TASK INPUTS

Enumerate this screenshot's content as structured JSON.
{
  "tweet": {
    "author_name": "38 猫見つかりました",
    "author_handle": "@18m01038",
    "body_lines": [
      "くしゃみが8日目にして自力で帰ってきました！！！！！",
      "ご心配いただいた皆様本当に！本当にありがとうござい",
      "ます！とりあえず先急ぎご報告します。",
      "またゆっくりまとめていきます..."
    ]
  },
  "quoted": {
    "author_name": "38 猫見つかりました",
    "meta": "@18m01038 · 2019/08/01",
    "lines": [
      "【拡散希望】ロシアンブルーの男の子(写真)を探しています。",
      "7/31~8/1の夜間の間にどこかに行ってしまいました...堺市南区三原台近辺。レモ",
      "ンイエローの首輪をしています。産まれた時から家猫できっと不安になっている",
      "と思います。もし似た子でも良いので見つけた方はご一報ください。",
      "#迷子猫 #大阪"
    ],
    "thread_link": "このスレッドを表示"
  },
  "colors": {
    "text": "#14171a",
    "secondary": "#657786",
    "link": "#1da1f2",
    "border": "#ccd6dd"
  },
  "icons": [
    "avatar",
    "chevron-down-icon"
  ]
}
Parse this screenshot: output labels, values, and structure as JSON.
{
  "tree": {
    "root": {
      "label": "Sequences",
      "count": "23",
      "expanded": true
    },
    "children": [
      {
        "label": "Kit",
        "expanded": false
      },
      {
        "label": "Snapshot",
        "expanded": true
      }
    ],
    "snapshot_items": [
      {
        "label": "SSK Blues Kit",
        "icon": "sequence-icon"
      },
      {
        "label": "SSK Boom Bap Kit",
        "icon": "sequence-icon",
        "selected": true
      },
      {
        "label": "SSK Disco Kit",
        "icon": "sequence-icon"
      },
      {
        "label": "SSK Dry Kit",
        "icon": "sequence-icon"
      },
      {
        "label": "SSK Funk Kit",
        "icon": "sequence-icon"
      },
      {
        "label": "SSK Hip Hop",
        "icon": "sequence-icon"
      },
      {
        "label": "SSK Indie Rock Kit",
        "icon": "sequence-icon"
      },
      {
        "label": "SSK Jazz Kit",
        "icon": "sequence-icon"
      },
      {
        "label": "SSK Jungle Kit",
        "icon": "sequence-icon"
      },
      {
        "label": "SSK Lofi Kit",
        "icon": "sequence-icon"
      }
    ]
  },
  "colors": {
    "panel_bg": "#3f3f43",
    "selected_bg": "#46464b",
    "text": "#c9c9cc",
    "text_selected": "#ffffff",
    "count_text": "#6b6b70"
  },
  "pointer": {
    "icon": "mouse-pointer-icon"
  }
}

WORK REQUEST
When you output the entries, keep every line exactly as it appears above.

FINAL ANSWER
Enumerate this screenshot's content as structured JSON.
{
  "tweet": {
    "author_name": "38 猫見つかりました",
    "author_handle": "@18m01038",
    "body_lines": [
      "くしゃみが8日目にして自力で帰ってきました！！！！！",
      "ご心配いただいた皆様本当に！本当にありがとうござい",
      "ます！とりあえず先急ぎご報告します。",
      "またゆっくりまとめていきます..."
    ]
  },
  "quoted": {
    "author_name": "38 猫見つかりました",
    "meta": "@18m01038 · 2019/08/01",
    "lines": [
      "【拡散希望】ロシアンブルーの男の子(写真)を探しています。",
      "7/31~8/1の夜間の間にどこかに行ってしまいました...堺市南区三原台近辺。レモ",
      "ンイエローの首輪をしています。産まれた時から家猫できっと不安になっている",
      "と思います。もし似た子でも良いので見つけた方はご一報ください。",
      "#迷子猫 #大阪"
    ],
    "thread_link": "このスレッドを表示"
  },
  "colors": {
    "text": "#14171a",
    "secondary": "#657786",
    "link": "#1da1f2",
    "border": "#ccd6dd"
  },
  "icons": [
    "avatar",
    "chevron-down-icon"
  ]
}
Parse this screenshot: output labels, values, and structure as JSON.
{
  "tree": {
    "root": {
      "label": "Sequences",
      "count": "23",
      "expanded": true
    },
    "children": [
      {
        "label": "Kit",
        "expanded": false
      },
      {
        "label": "Snapshot",
        "expanded": true
      }
    ],
    "snapshot_items": [
      {
        "label": "SSK Blues Kit",
        "icon": "sequence-icon"
      },
      {
        "label": "SSK Boom Bap Kit",
        "icon": "sequence-icon",
        "selected": true
      },
      {
        "label": "SSK Disco Kit",
        "icon": "sequence-icon"
      },
      {
        "label": "SSK Dry Kit",
        "icon": "sequence-icon"
      },
      {
        "label": "SSK Funk Kit",
        "icon": "sequence-icon"
      },
      {
        "label": "SSK Hip Hop",
        "icon": "sequence-icon"
      },
      {
        "label": "SSK Indie Rock Kit",
        "icon": "sequence-icon"
      },
      {
        "label": "SSK Jazz Kit",
        "icon": "sequence-icon"
      },
      {
        "label": "SSK Jungle Kit",
        "icon": "sequence-icon"
      },
      {
        "label": "SSK Lofi Kit",
        "icon": "sequence-icon"
      }
    ]
  },
  "colors": {
    "panel_bg": "#3f3f43",
    "selected_bg": "#46464b",
    "text": "#c9c9cc",
    "text_selected": "#ffffff",
    "count_text": "#6b6b70"
  },
  "pointer": {
    "icon": "mouse-pointer-icon"
  }
}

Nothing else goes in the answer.